At 09:28, 19990811, Scott Hess wrote:
>At one point, I was VERY concerned about FreeBSD using userland threads and
>Linux using lightweight tasks. Handling I/O blocking between tasks is a
>well-understood problem, and I wondered if seperate tasks would allow for
>better throughput than userland threads. At least with FreeBSD3.1, I have
>no evidence of this being a problem. I still would be more comfortable if I
>had the option of using kernel threads, but they're not there, yet.
When you say, "they're not there, yet", do you mean that kernel
threads are not available in FreeBSD, or that they're not at a
level of stability/performance that you'd be comfortable with?
Because I can assure you that they're available, and with a
recent FreeBSD (3.2) the stability is excellent and the performance
is very good.
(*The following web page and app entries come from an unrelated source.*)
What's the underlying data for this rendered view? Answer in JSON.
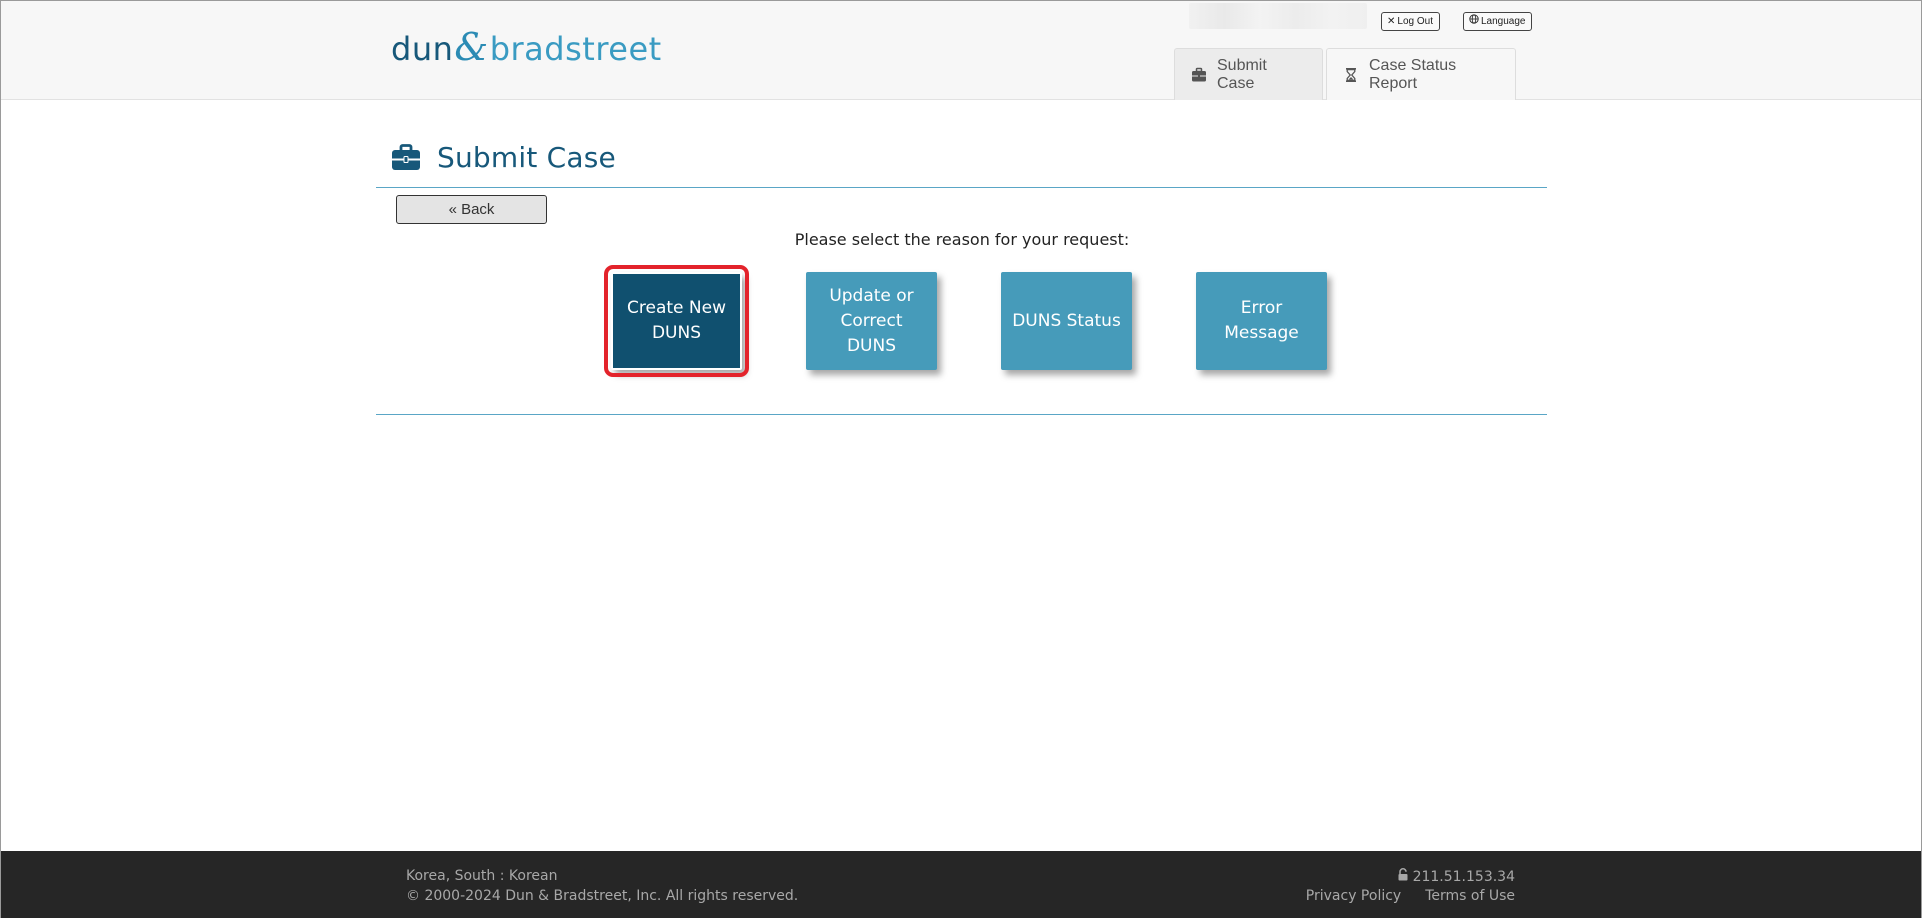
{
  "header": {
    "logo": {
      "part1": "dun",
      "amp": "&",
      "part2": "bradstreet"
    },
    "logout_label": "Log Out",
    "language_label": "Language",
    "tabs": [
      {
        "label": "Submit Case",
        "icon": "briefcase-icon",
        "active": true
      },
      {
        "label": "Case Status Report",
        "icon": "hourglass-icon",
        "active": false
      }
    ]
  },
  "main": {
    "title": "Submit Case",
    "back_label": "« Back",
    "prompt": "Please select the reason for your request:",
    "reasons": [
      {
        "label": "Create New DUNS",
        "selected": true
      },
      {
        "label": "Update or Correct DUNS",
        "selected": false
      },
      {
        "label": "DUNS Status",
        "selected": false
      },
      {
        "label": "Error Message",
        "selected": false
      }
    ]
  },
  "footer": {
    "locale": "Korea, South : Korean",
    "copyright": "© 2000-2024 Dun & Bradstreet, Inc. All rights reserved.",
    "ip": "211.51.153.34",
    "privacy_label": "Privacy Policy",
    "terms_label": "Terms of Use"
  },
  "colors": {
    "brand_dark": "#17587a",
    "brand_light": "#469bba",
    "selected_button": "#10506f",
    "highlight_outline": "#e3232b",
    "footer_bg": "#262626"
  }
}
I've been using kernel threads with FreeBSD since
early this year with not a single crash, lockup, or problem.
There are some performance issues when using FreeBSD's kernel
threads and SMP, because right now a large portion of the kernel
has to be locked. The developers are working on bringing the
locks further into the kernel, so that multiple processes can be
working in the kernel at the same time. But if you're using a
single-processor machine, FreeBSD kernel threads work very well.
There's no need to use MIT-pthreads on FreeBSD.
P.S. My comment about Linux users in an earlier post was meant
as a blatant poke at myself and anyone else who defends one or
the other without regard to the facts. I hope it was interpreted
that way, and not as a genuine description of anything.